▶ [PROVIDED RECORDS]

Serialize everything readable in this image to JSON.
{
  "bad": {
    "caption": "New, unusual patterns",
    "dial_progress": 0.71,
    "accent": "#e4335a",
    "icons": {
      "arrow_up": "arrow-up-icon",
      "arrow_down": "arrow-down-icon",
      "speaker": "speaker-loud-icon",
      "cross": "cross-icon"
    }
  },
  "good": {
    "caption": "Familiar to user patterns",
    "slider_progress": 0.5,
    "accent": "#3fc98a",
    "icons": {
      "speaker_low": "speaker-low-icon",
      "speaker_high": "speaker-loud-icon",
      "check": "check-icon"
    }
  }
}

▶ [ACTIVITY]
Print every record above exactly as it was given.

▶ [WRITTEN REPLY]
Serialize everything readable in this image to JSON.
{
  "bad": {
    "caption": "New, unusual patterns",
    "dial_progress": 0.71,
    "accent": "#e4335a",
    "icons": {
      "arrow_up": "arrow-up-icon",
      "arrow_down": "arrow-down-icon",
      "speaker": "speaker-loud-icon",
      "cross": "cross-icon"
    }
  },
  "good": {
    "caption": "Familiar to user patterns",
    "slider_progress": 0.5,
    "accent": "#3fc98a",
    "icons": {
      "speaker_low": "speaker-low-icon",
      "speaker_high": "speaker-loud-icon",
      "check": "check-icon"
    }
  }
}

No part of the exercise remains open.